### Source material
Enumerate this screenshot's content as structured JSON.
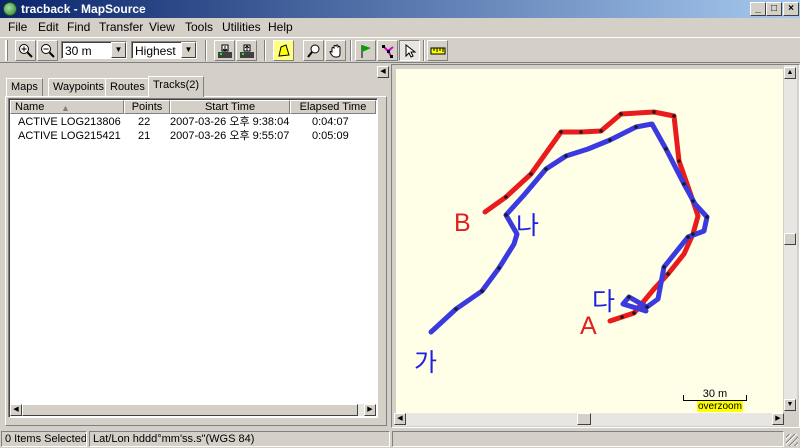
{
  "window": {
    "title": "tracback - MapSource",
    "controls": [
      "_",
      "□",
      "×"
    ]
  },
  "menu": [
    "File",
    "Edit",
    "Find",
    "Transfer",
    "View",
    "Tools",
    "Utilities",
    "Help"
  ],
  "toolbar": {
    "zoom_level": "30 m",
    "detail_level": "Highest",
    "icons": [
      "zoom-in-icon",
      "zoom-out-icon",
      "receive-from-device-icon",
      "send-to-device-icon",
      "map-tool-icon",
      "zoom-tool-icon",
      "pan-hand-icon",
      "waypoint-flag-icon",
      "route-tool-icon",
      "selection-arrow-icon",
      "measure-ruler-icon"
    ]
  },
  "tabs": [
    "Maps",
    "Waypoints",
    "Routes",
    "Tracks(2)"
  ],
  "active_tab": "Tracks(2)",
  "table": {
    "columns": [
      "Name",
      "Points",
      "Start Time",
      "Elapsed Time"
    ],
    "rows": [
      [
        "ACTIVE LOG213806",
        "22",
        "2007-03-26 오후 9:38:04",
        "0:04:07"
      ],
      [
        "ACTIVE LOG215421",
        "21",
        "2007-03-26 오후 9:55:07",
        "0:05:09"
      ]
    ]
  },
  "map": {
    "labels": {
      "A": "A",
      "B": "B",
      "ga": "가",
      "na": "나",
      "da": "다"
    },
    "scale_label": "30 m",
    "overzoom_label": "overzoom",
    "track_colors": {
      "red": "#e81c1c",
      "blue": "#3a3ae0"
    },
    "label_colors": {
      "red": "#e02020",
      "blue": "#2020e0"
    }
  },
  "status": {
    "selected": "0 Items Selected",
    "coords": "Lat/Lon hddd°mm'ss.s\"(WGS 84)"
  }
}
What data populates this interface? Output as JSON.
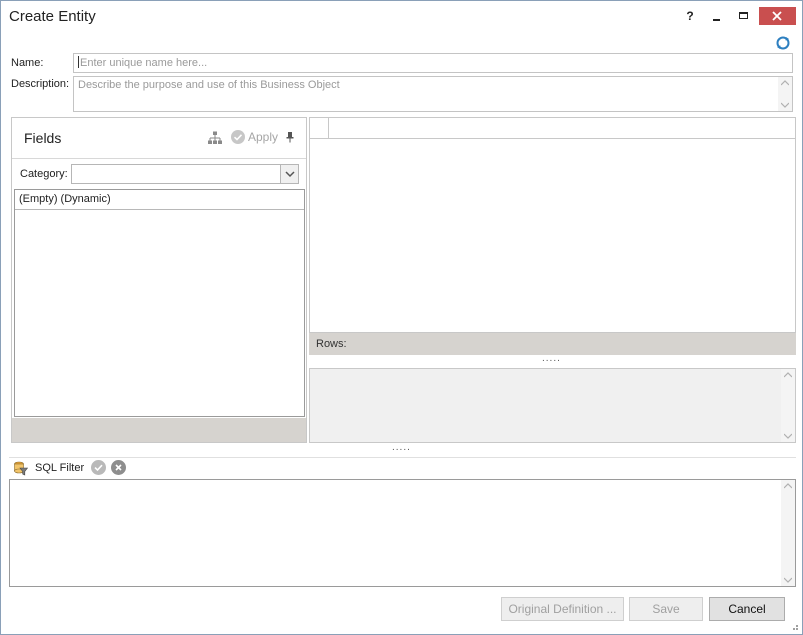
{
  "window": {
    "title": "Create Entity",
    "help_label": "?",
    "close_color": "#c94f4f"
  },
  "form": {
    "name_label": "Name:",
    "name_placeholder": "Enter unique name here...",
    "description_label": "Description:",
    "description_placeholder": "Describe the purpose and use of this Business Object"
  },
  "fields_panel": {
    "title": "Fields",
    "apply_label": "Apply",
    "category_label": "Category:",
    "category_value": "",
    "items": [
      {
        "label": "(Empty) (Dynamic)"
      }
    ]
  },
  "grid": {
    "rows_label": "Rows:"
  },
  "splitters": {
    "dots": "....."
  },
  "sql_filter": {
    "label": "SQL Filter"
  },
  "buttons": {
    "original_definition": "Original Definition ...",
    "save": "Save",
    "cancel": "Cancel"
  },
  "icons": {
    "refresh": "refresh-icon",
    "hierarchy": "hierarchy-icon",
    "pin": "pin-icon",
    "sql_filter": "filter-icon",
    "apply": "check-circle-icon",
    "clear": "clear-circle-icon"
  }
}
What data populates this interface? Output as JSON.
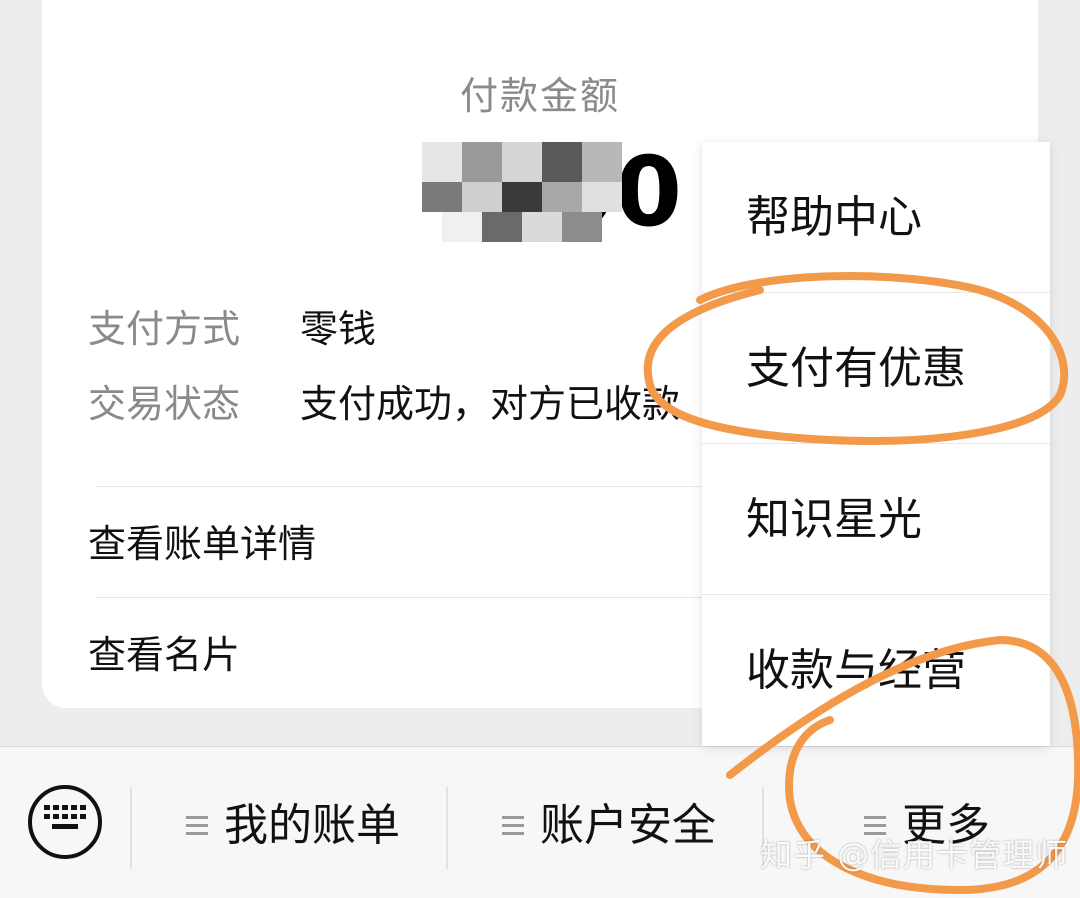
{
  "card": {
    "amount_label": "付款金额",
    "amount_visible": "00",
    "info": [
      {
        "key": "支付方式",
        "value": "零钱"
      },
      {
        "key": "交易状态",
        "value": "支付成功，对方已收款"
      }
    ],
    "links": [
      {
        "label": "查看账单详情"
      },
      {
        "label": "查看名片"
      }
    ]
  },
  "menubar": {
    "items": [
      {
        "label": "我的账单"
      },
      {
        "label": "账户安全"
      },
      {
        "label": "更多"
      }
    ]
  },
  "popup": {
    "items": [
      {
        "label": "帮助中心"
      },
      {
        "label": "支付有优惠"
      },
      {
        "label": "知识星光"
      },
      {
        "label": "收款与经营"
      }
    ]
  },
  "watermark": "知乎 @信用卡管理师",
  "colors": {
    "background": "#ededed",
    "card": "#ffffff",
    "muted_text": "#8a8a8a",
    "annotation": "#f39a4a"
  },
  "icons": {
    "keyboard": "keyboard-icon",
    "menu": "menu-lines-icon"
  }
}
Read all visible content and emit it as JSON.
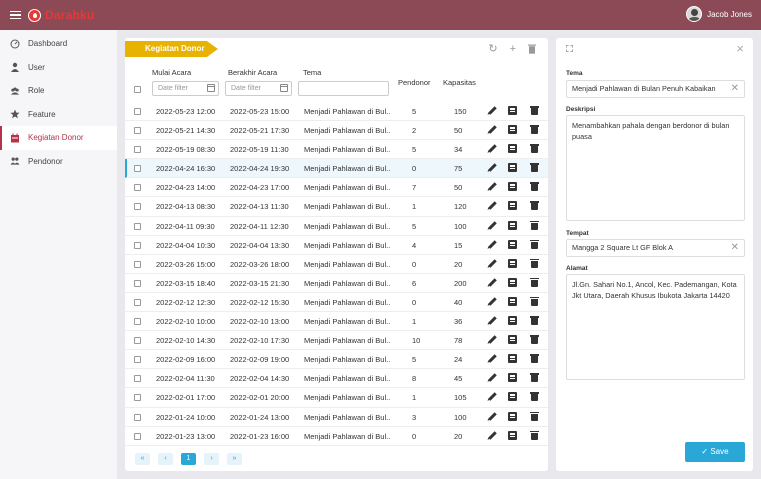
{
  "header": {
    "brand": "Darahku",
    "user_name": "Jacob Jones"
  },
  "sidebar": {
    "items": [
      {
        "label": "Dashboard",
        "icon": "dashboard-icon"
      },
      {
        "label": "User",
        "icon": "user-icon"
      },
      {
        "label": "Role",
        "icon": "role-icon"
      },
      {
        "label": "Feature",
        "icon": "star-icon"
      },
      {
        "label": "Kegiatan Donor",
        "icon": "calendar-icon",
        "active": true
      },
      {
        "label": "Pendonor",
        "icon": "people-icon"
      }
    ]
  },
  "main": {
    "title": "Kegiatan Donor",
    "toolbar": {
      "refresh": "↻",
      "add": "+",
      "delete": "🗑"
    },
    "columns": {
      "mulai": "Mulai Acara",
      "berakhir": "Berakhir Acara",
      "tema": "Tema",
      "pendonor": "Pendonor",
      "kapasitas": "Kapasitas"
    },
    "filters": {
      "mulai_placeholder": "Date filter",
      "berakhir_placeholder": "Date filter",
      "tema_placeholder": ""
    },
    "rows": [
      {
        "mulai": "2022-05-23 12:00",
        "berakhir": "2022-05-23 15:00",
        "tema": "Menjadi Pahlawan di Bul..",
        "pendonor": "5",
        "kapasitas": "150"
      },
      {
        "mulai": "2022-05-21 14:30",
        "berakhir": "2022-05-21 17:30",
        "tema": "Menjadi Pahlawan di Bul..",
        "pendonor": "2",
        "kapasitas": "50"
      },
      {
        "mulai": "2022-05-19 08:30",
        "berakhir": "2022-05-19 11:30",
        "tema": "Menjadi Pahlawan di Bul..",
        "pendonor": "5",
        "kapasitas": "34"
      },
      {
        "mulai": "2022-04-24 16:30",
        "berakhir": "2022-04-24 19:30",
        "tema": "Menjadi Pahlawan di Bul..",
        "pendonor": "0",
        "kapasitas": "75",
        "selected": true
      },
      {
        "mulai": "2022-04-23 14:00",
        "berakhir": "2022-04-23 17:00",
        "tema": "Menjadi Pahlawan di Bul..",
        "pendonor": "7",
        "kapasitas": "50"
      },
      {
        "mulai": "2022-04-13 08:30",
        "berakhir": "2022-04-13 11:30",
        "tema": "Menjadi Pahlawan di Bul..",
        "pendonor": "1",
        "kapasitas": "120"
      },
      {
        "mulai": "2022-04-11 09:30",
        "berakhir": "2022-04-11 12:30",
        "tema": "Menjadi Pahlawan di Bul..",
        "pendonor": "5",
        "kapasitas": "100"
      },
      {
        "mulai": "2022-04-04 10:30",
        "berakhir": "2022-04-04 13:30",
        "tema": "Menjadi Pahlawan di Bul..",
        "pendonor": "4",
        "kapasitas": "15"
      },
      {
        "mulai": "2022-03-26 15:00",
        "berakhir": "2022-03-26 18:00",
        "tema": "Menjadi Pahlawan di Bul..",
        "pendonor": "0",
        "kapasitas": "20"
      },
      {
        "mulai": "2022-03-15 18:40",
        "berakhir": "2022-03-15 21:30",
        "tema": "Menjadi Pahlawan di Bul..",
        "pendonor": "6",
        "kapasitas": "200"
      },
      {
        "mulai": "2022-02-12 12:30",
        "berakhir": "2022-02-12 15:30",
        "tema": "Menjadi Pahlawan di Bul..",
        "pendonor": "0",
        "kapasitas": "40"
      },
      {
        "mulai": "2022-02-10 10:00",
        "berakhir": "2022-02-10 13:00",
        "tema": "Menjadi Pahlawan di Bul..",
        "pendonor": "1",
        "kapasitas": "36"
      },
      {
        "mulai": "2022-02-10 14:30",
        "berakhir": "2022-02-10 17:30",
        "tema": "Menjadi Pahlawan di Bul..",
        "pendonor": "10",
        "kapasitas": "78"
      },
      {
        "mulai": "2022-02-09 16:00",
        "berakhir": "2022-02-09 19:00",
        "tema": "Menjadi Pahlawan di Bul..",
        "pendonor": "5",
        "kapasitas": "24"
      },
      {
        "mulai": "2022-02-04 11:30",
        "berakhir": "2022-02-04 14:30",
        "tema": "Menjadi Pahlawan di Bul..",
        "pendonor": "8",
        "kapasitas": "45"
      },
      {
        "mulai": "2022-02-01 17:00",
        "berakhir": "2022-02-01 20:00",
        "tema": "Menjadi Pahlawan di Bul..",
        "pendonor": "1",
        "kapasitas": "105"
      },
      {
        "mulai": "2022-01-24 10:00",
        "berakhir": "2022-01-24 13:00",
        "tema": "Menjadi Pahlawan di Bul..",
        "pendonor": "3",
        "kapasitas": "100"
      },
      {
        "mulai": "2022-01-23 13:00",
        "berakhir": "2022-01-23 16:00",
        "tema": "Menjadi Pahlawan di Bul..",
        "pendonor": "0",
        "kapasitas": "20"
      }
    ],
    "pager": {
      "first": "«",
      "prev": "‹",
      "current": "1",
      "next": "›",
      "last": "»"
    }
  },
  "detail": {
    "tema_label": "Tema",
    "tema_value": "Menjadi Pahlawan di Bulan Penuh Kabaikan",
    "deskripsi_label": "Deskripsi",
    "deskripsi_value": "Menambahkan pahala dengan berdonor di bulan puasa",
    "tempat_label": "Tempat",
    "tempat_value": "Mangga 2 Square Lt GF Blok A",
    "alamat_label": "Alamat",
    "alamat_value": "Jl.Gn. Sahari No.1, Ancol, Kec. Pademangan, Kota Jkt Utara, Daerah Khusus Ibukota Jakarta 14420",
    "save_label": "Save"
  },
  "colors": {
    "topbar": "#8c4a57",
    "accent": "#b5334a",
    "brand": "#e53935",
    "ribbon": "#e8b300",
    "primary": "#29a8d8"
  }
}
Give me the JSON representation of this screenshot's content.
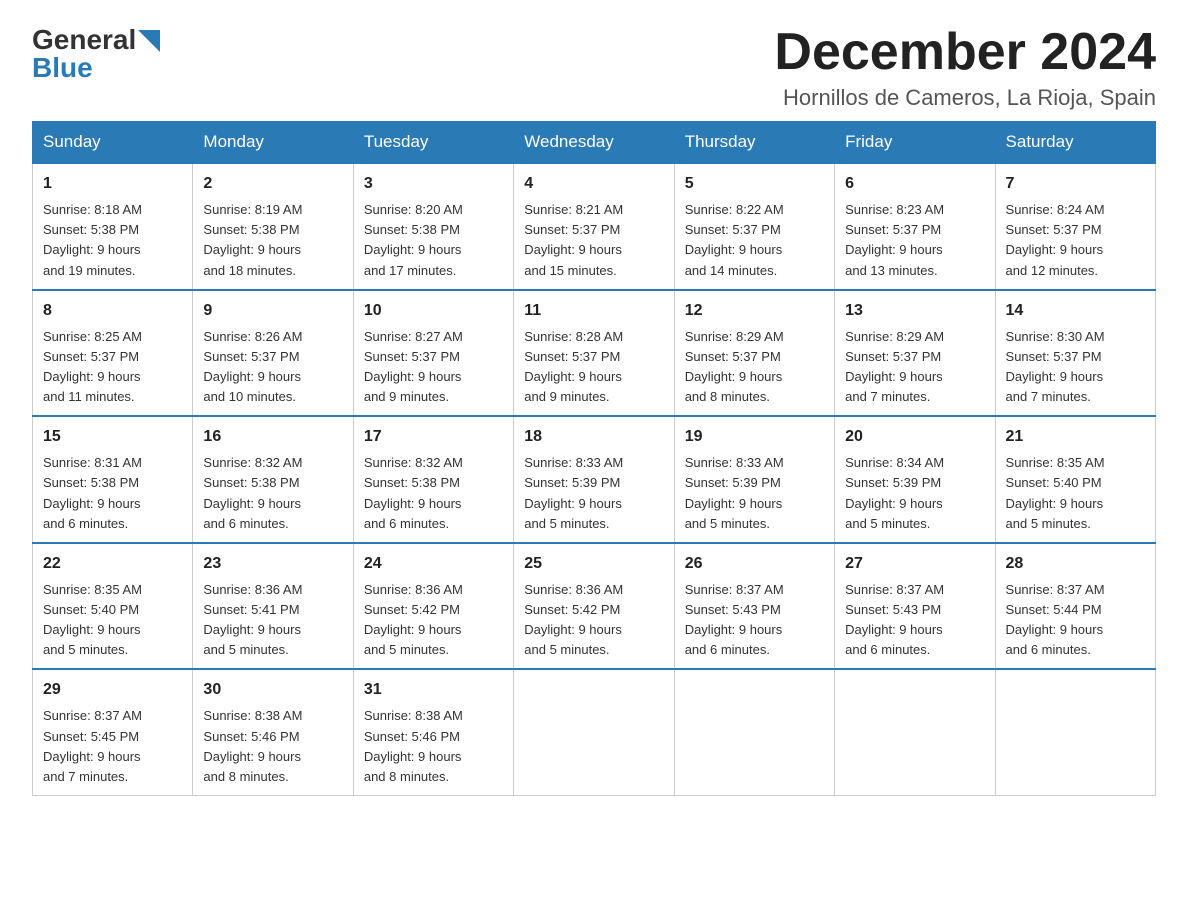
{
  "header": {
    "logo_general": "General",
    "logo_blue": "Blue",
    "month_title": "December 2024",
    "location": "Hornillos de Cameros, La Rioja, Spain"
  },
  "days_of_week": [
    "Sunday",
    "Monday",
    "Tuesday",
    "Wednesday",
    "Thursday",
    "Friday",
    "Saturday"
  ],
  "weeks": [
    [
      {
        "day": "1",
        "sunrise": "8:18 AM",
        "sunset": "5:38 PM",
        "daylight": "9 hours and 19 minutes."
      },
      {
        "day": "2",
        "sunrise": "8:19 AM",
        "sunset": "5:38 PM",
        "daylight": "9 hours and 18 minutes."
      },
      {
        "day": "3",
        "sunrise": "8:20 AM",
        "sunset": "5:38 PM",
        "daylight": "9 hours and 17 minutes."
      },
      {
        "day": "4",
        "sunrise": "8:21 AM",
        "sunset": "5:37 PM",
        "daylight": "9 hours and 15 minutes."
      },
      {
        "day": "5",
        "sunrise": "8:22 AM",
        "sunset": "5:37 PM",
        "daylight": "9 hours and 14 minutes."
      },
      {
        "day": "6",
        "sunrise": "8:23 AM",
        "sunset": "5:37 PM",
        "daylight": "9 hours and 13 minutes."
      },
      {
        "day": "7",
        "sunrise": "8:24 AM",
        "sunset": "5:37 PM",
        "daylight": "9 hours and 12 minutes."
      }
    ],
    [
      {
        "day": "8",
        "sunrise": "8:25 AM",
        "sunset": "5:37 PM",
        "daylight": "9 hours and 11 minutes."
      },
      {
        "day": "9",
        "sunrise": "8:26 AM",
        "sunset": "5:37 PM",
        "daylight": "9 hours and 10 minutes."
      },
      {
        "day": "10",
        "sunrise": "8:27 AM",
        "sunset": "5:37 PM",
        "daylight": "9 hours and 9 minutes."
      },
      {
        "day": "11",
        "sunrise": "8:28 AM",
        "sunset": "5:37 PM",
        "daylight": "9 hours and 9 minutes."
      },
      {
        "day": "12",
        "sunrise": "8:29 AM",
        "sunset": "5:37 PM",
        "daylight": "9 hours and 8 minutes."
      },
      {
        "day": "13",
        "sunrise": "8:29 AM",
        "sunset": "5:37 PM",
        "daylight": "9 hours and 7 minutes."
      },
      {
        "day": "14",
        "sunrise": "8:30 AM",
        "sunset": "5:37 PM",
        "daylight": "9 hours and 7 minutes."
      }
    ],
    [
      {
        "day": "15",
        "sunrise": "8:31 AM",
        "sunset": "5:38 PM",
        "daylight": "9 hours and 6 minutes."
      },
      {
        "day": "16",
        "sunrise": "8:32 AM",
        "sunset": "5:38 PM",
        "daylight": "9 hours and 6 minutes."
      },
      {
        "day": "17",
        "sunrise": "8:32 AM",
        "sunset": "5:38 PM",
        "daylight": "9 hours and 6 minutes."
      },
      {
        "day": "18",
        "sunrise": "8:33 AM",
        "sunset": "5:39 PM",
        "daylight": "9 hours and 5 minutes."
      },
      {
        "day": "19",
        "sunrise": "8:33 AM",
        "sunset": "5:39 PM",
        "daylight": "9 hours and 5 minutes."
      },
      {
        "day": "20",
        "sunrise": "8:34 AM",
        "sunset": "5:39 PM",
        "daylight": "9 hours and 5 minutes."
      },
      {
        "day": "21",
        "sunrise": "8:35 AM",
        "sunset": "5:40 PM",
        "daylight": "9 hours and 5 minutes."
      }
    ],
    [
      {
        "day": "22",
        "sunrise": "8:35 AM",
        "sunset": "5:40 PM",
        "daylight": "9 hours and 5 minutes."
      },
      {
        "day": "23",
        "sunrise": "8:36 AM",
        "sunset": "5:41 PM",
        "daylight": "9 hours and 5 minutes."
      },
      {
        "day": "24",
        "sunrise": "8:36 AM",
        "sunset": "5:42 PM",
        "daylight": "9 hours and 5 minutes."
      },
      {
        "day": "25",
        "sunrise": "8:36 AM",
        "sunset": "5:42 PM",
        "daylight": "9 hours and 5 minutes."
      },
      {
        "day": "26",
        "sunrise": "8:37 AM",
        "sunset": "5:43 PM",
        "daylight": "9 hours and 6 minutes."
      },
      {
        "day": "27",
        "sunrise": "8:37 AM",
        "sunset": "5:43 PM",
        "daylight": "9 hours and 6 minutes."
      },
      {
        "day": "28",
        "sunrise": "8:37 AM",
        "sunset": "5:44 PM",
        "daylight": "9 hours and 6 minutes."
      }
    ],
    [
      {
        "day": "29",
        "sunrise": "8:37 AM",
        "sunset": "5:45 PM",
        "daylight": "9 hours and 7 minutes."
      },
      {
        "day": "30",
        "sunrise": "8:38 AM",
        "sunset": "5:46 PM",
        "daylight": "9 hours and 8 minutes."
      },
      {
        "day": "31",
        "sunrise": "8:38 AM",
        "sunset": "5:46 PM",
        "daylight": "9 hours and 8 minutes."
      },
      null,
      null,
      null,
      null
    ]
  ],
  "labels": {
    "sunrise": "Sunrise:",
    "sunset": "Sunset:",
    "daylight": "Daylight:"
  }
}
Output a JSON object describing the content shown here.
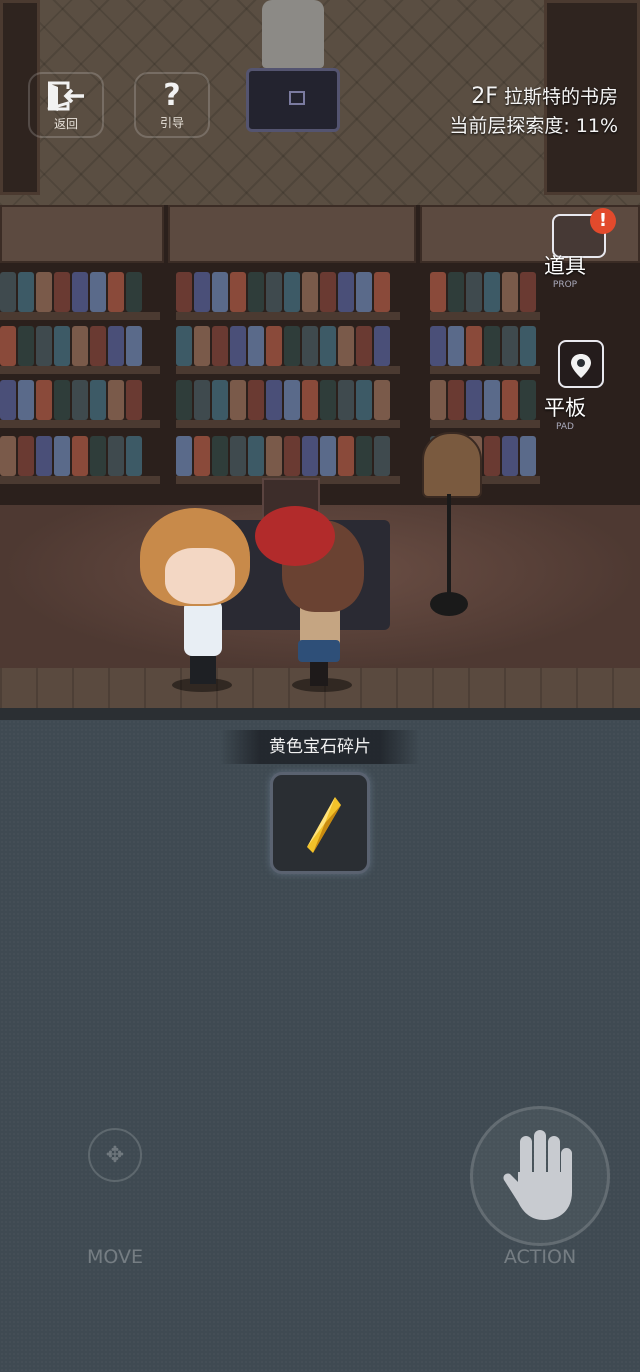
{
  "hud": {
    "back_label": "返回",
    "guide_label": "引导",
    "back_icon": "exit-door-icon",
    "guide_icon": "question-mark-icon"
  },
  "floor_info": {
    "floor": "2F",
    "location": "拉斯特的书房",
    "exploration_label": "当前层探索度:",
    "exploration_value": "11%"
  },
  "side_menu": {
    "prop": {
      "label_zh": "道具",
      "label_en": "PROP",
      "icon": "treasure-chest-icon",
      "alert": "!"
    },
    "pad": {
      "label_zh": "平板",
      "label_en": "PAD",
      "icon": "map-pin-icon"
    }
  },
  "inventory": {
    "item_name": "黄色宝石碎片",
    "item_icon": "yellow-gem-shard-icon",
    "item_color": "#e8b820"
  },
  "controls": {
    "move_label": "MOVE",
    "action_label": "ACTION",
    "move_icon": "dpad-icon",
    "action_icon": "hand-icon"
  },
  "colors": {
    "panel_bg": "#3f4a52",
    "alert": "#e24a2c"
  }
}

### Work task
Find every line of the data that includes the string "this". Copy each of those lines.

### Task solution
Enumerate this screenshot's content as structured JSON.
What data populates this interface? Output as JSON.
    "description_placeholder": "Describe the purpose and use of this Business Object"
What data populates this interface? Output as JSON.
Give me the JSON representation of this screenshot's content.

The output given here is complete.